To William Pearce
Philadelphia 16th[–17] March 1794
Your letter of the 11th with its enclosures came to hand at the usual time;1 but not so as that, enquiry co[ul]d be made into the prices of linnen, & you to be informed, by the Post of tomorrow (this day being Sunday)—Go on therefore, until you hear further from me, to get linnen as fast as it can be worked up. The 11½ d. linnen is as good as any for the boys, girls & small people, who do little or no work.
I was affraid to make the interstices between the pieces of the treading floor of the new barn at Dogue run too open, lest the straw should work into them, & choke the passage of the grain to the lower floor; or to emit so much straw between them, to that floor, as to make the difficulty of cleaning the grain much greater. Avoiding these two evils, the floor can not be too open, provided the horses feet or legs are not endangered; & this is not likely to happen unless the pieces were so far apart as for the hoof to pass through, or turn. If the section, or part of a section which you have left an inch a part, is not apt to choke or pass too much straw through try another section at an inch and half & so on, section after section, until you hit the mark exactly; & then regulate all the sections accordingly.
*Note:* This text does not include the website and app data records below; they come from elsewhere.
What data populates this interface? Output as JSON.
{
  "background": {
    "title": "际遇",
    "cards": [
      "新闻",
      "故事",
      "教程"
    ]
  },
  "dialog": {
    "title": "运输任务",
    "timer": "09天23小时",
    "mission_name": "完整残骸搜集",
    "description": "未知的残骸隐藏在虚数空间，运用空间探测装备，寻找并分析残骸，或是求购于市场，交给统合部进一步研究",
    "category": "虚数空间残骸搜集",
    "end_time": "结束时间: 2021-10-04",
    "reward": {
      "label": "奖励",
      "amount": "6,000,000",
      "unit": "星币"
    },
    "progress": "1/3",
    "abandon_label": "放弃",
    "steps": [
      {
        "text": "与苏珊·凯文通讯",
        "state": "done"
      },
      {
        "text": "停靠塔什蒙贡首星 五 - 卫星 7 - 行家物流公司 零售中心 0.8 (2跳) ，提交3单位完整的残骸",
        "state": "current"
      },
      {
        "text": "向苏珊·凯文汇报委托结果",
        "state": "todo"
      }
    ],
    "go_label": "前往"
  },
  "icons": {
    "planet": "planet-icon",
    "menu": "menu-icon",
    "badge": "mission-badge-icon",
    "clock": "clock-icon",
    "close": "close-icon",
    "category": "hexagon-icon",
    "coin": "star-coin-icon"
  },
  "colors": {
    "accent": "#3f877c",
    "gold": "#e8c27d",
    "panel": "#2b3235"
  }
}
This had better be done whilst you have Wheat with wch to make the experiment: & without loss of time, as not only an immediate advantage is to be derived from the best distance the pieces can be placed asunder, but that I may know better how to order another.2
Let the drilled wheat have all the cultivation you can give it, with convenience, that the most that can, may be made of it.
The Clover Seed, Furze & other articles, are on board the Sally Captn [ ] for Alexandria, the first Vessel that has offered since the breaking up of the frost. It is much to be regretted that the delay has been so great, but it was impossible to avoid it.3
I would not, by any means, have you sow the Eastern shore Oats—if these are what you depend upon Colo. Gilpin to get; because these, besides being almost as light as bran, are rarely, if ever, free from the Onion or wild garlick; with which my fields abound too much already, from this very cause. I had rather the ground intended for this Crop should receive Buck wheat, or any thing else; or indeed nothing, rather than be sown with such Oats as are generally brought to Alexandria from the Eastern shore of Virginia. It is possible you may get some Oats from Notley Young Esqr. near George Town. These will be good.4
I send you a few seeds of the Nankeen Cotton. let them be planted the first day of May in light & rich ground, well prepared—Put four Seeds in a hill.5 I am Your friend &ca
P.S. I have wrote Colo. Ball, & my Nephew Mr Robert Lewis, that they are welcome to send a Mare or two each, to either of the Jacks or the Horse.6
P.S. The Vessel is not yet gone which has my Seeds &ca on board; and as she has been going every day for ten days past, there is no saying when she will go. The Captn now says to morrow. He has promised to land them, if he can, as he passes Mount Vernon; if not they are to be landed at Colo. Gilpins Warehouse. the Captn has one Bill of Lading, and another goes by this days Post to Colo. Gilpin. The two small Kegs contain the French furse seeds—Nuts & Garden Seeds; the two last may be given to the Gardener; the other you & Butler will manage as you shall judge best.7
One of the Casks contains five bushls of Plaster of Paris, which try on some of the clover, to see the effect—at the rate of about 5 bushls to the acre—spread a breadth, & leave a breadth, alternately; to shew more clearly, if any, what effect it will have.8
ALS, ViMtvL; ALS (letterpress copy), DLC:GW.
1. The letter from Pearce of Tuesday, 11 March, has not been found. According to the post office schedule, if Pearce mailed this letter on Tuesday, GW should have received it on Thursday, but if Pearce did not post it until Thursday, GW would have received it on Saturday, 15 March (GW to Anthony Whitting, 2 Dec. 1792).
3. On the shipment of these and other items aboard the Sally, Capt. David Denike, see GW to Burgess Ball, this date. For additional items included in this shipment, see GW’s postscript to this letter.
4. In accordance with GW’s instructions, Pearce did not purchase oats from Alexandria merchant George Gilpin, but instead bought 30 bushels of oats at 3/ per bushel from Notley Young (3 April entry, Mount Vernon Accounts, 1794–1797 description begins Manuscript Mount Vernon Accounts, 6 Jan. 1794-19 Jan. 1797. Library of Congress, George Washington Papers. description ends ).
6. GW wrote “Turn over” at this point. GW had enclosed an advertisement for the stud services of his horse Traveller and his jacks Knight of Malta and Compound in his letters of this date to Burgess Ball and Robert Lewis, but he had neglected to include the offer of free service in his letter to Lewis.
7. The nuts and garden seeds were intended for head gardener John Christian Ehlers, while Pearce and James Butler, the overseer of the Mansion House farm, were to oversee the planting of the furze seed. On the shipment of these seeds and other items to the care of George Gilpin, see n.1 of GW to Burgess Ball, this date.
8. Plaster of paris, or calcined gypsum, can used as a fertilizer.